A stunning 40% of clients in the LexisNexis survey noted that senior partners of their law firms lacked more than a basic knowledge of their businesses.”
This last item is where your opportunity lies.
What business issues, problems, and challenges are your clients and prospects concerned with, and talking about? Better yet, which ones are emerging, that they’ll have to be concerned with before long?
Learn your client’s business so you’ll know what’s important to their future, not their past. That way, your ideas and you will be relevant to them, and they’ll have a reason to pay attention to you and include you in their internal discussions because they perceive you as someone with something worthwhile to contribute.
This level of understanding enables the kind of provocative discussion that The Challenger Sale revealed as most effective. In this approach, the seller leads with insight and challenges client assumptions. To have any chance at that, you have to understand the client’s business, if not better than they do, at least as well.
“How could I possibly know all my clients’ businesses that well? They spend all day, every day in that business. I have clients in many types of businesses. That’s just not possible.”
You’re right, of course. Nobody can have a thorough understanding of multiple industries and businesses. Therein lies the problem and the solution. Your current mix of clients is the product of years, maybe decades, of random client acquisition, where you probably limited your attention solely to the nature of the legal matter in front of you.

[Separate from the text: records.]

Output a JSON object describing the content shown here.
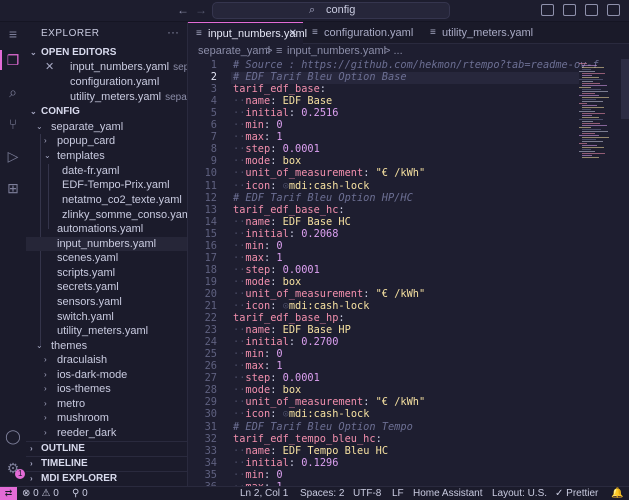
{
  "titlebar": {
    "search_text": "config",
    "search_icon": "search-icon"
  },
  "sidebar": {
    "title": "EXPLORER",
    "open_editors_label": "OPEN EDITORS",
    "open_editors": [
      {
        "name": "input_numbers.yaml",
        "desc": "sep..."
      },
      {
        "name": "configuration.yaml",
        "desc": ""
      },
      {
        "name": "utility_meters.yaml",
        "desc": "separ..."
      }
    ],
    "config_label": "CONFIG",
    "tree": [
      {
        "name": "separate_yaml",
        "folder": true
      },
      {
        "name": "popup_card",
        "folder": true
      },
      {
        "name": "templates",
        "folder": true
      },
      {
        "name": "date-fr.yaml"
      },
      {
        "name": "EDF-Tempo-Prix.yaml"
      },
      {
        "name": "netatmo_co2_texte.yaml"
      },
      {
        "name": "zlinky_somme_conso.yaml"
      },
      {
        "name": "automations.yaml"
      },
      {
        "name": "input_numbers.yaml"
      },
      {
        "name": "scenes.yaml"
      },
      {
        "name": "scripts.yaml"
      },
      {
        "name": "secrets.yaml"
      },
      {
        "name": "sensors.yaml"
      },
      {
        "name": "switch.yaml"
      },
      {
        "name": "utility_meters.yaml"
      },
      {
        "name": "themes",
        "folder": true
      },
      {
        "name": "draculaish",
        "folder": true
      },
      {
        "name": "ios-dark-mode",
        "folder": true
      },
      {
        "name": "ios-themes",
        "folder": true
      },
      {
        "name": "metro",
        "folder": true
      },
      {
        "name": "mushroom",
        "folder": true
      },
      {
        "name": "reeder_dark",
        "folder": true
      }
    ],
    "outline_label": "OUTLINE",
    "timeline_label": "TIMELINE",
    "mdi_label": "MDI EXPLORER"
  },
  "tabs": [
    {
      "label": "input_numbers.yaml",
      "active": true
    },
    {
      "label": "configuration.yaml",
      "active": false
    },
    {
      "label": "utility_meters.yaml",
      "active": false
    }
  ],
  "breadcrumb": {
    "folder": "separate_yaml",
    "sep": ">",
    "file": "input_numbers.yaml",
    "tail": "> ..."
  },
  "code_lines": [
    {
      "n": "1",
      "parts": [
        [
          "c",
          "# Source : https://github.com/hekmon/rtempo?tab=readme-ov-f"
        ]
      ]
    },
    {
      "n": "2",
      "parts": [
        [
          "c",
          "# EDF Tarif Bleu Option Base"
        ]
      ]
    },
    {
      "n": "3",
      "parts": [
        [
          "k",
          "tarif_edf_base"
        ],
        [
          "p",
          ":"
        ]
      ]
    },
    {
      "n": "4",
      "parts": [
        [
          "ws",
          "··"
        ],
        [
          "k",
          "name"
        ],
        [
          "p",
          ": "
        ],
        [
          "s",
          "EDF Base"
        ]
      ]
    },
    {
      "n": "5",
      "parts": [
        [
          "ws",
          "··"
        ],
        [
          "k",
          "initial"
        ],
        [
          "p",
          ": "
        ],
        [
          "n",
          "0.2516"
        ]
      ]
    },
    {
      "n": "6",
      "parts": [
        [
          "ws",
          "··"
        ],
        [
          "k",
          "min"
        ],
        [
          "p",
          ": "
        ],
        [
          "n",
          "0"
        ]
      ]
    },
    {
      "n": "7",
      "parts": [
        [
          "ws",
          "··"
        ],
        [
          "k",
          "max"
        ],
        [
          "p",
          ": "
        ],
        [
          "n",
          "1"
        ]
      ]
    },
    {
      "n": "8",
      "parts": [
        [
          "ws",
          "··"
        ],
        [
          "k",
          "step"
        ],
        [
          "p",
          ": "
        ],
        [
          "n",
          "0.0001"
        ]
      ]
    },
    {
      "n": "9",
      "parts": [
        [
          "ws",
          "··"
        ],
        [
          "k",
          "mode"
        ],
        [
          "p",
          ": "
        ],
        [
          "s",
          "box"
        ]
      ]
    },
    {
      "n": "10",
      "parts": [
        [
          "ws",
          "··"
        ],
        [
          "k",
          "unit_of_measurement"
        ],
        [
          "p",
          ": "
        ],
        [
          "s",
          "\"€ /kWh\""
        ]
      ]
    },
    {
      "n": "11",
      "parts": [
        [
          "ws",
          "··"
        ],
        [
          "k",
          "icon"
        ],
        [
          "p",
          ": "
        ],
        [
          "ws",
          "⊙"
        ],
        [
          "s",
          "mdi:cash-lock"
        ]
      ]
    },
    {
      "n": "12",
      "parts": [
        [
          "c",
          "# EDF Tarif Bleu Option HP/HC"
        ]
      ]
    },
    {
      "n": "13",
      "parts": [
        [
          "k",
          "tarif_edf_base_hc"
        ],
        [
          "p",
          ":"
        ]
      ]
    },
    {
      "n": "14",
      "parts": [
        [
          "ws",
          "··"
        ],
        [
          "k",
          "name"
        ],
        [
          "p",
          ": "
        ],
        [
          "s",
          "EDF Base HC"
        ]
      ]
    },
    {
      "n": "15",
      "parts": [
        [
          "ws",
          "··"
        ],
        [
          "k",
          "initial"
        ],
        [
          "p",
          ": "
        ],
        [
          "n",
          "0.2068"
        ]
      ]
    },
    {
      "n": "16",
      "parts": [
        [
          "ws",
          "··"
        ],
        [
          "k",
          "min"
        ],
        [
          "p",
          ": "
        ],
        [
          "n",
          "0"
        ]
      ]
    },
    {
      "n": "17",
      "parts": [
        [
          "ws",
          "··"
        ],
        [
          "k",
          "max"
        ],
        [
          "p",
          ": "
        ],
        [
          "n",
          "1"
        ]
      ]
    },
    {
      "n": "18",
      "parts": [
        [
          "ws",
          "··"
        ],
        [
          "k",
          "step"
        ],
        [
          "p",
          ": "
        ],
        [
          "n",
          "0.0001"
        ]
      ]
    },
    {
      "n": "19",
      "parts": [
        [
          "ws",
          "··"
        ],
        [
          "k",
          "mode"
        ],
        [
          "p",
          ": "
        ],
        [
          "s",
          "box"
        ]
      ]
    },
    {
      "n": "20",
      "parts": [
        [
          "ws",
          "··"
        ],
        [
          "k",
          "unit_of_measurement"
        ],
        [
          "p",
          ": "
        ],
        [
          "s",
          "\"€ /kWh\""
        ]
      ]
    },
    {
      "n": "21",
      "parts": [
        [
          "ws",
          "··"
        ],
        [
          "k",
          "icon"
        ],
        [
          "p",
          ": "
        ],
        [
          "ws",
          "⊙"
        ],
        [
          "s",
          "mdi:cash-lock"
        ]
      ]
    },
    {
      "n": "22",
      "parts": [
        [
          "k",
          "tarif_edf_base_hp"
        ],
        [
          "p",
          ":"
        ]
      ]
    },
    {
      "n": "23",
      "parts": [
        [
          "ws",
          "··"
        ],
        [
          "k",
          "name"
        ],
        [
          "p",
          ": "
        ],
        [
          "s",
          "EDF Base HP"
        ]
      ]
    },
    {
      "n": "24",
      "parts": [
        [
          "ws",
          "··"
        ],
        [
          "k",
          "initial"
        ],
        [
          "p",
          ": "
        ],
        [
          "n",
          "0.2700"
        ]
      ]
    },
    {
      "n": "25",
      "parts": [
        [
          "ws",
          "··"
        ],
        [
          "k",
          "min"
        ],
        [
          "p",
          ": "
        ],
        [
          "n",
          "0"
        ]
      ]
    },
    {
      "n": "26",
      "parts": [
        [
          "ws",
          "··"
        ],
        [
          "k",
          "max"
        ],
        [
          "p",
          ": "
        ],
        [
          "n",
          "1"
        ]
      ]
    },
    {
      "n": "27",
      "parts": [
        [
          "ws",
          "··"
        ],
        [
          "k",
          "step"
        ],
        [
          "p",
          ": "
        ],
        [
          "n",
          "0.0001"
        ]
      ]
    },
    {
      "n": "28",
      "parts": [
        [
          "ws",
          "··"
        ],
        [
          "k",
          "mode"
        ],
        [
          "p",
          ": "
        ],
        [
          "s",
          "box"
        ]
      ]
    },
    {
      "n": "29",
      "parts": [
        [
          "ws",
          "··"
        ],
        [
          "k",
          "unit_of_measurement"
        ],
        [
          "p",
          ": "
        ],
        [
          "s",
          "\"€ /kWh\""
        ]
      ]
    },
    {
      "n": "30",
      "parts": [
        [
          "ws",
          "··"
        ],
        [
          "k",
          "icon"
        ],
        [
          "p",
          ": "
        ],
        [
          "ws",
          "⊙"
        ],
        [
          "s",
          "mdi:cash-lock"
        ]
      ]
    },
    {
      "n": "31",
      "parts": [
        [
          "c",
          "# EDF Tarif Bleu Option Tempo"
        ]
      ]
    },
    {
      "n": "32",
      "parts": [
        [
          "k",
          "tarif_edf_tempo_bleu_hc"
        ],
        [
          "p",
          ":"
        ]
      ]
    },
    {
      "n": "33",
      "parts": [
        [
          "ws",
          "··"
        ],
        [
          "k",
          "name"
        ],
        [
          "p",
          ": "
        ],
        [
          "s",
          "EDF Tempo Bleu HC"
        ]
      ]
    },
    {
      "n": "34",
      "parts": [
        [
          "ws",
          "··"
        ],
        [
          "k",
          "initial"
        ],
        [
          "p",
          ": "
        ],
        [
          "n",
          "0.1296"
        ]
      ]
    },
    {
      "n": "35",
      "parts": [
        [
          "ws",
          "··"
        ],
        [
          "k",
          "min"
        ],
        [
          "p",
          ": "
        ],
        [
          "n",
          "0"
        ]
      ]
    },
    {
      "n": "36",
      "parts": [
        [
          "ws",
          "··"
        ],
        [
          "k",
          "max"
        ],
        [
          "p",
          ": "
        ],
        [
          "n",
          "1"
        ]
      ]
    }
  ],
  "statusbar": {
    "problems": "⊗ 0 ⚠ 0",
    "ports": "⚲ 0",
    "position": "Ln 2, Col 1",
    "spaces": "Spaces: 2",
    "encoding": "UTF-8",
    "eol": "LF",
    "home_assistant": "Home Assistant",
    "layout": "Layout: U.S.",
    "prettier": "✓ Prettier",
    "bell": "🔔"
  },
  "colors": {
    "accent": "#e36bd6",
    "bg": "#1b1b2b",
    "editor_bg": "#1e1e30"
  }
}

That’s not going to work any longer.
Now, any proactive marketing and sales should be concentrated in a single industry that houses a high concentration of the business problem or situation that drives demand for your most valuable service. That way, you have only one business to study and keep up to speed on. Sure, companies within the industry have different circumstances, but there are more similarities than differences.
Let’s say you’re an Employment lawyer, and most of your work is helping companies protect themselves against departing employees making improper use of proprietary knowledge at their new employer. With intellectual property now making up a huge percentage of almost any company’s assets, the old mindset would say, “I can help any company. They all have this problem.” True, but only after you’ve been found and chosen.
Instead, take a look at the Regulatory Technology space. RegTech is emerging, growing rapidly, and has tentacles throughout regulated industries. What if you focused on the banking/financial service industry? Your firm likely already has historical relationships with banks. All of them are embracing FinTech, which intersects inexorably with RegTech. Now, all you have to do is keep up with developments in financial services. That’s one industry, and essentially one business.
The variations aren’t that important. No more so than my business is focused solely on law firms. There are different sizes and types of firms, and while their circumstances cause them to address problems differently, and at different scale, they all face essentially the same problems. I have only one business to keep up with.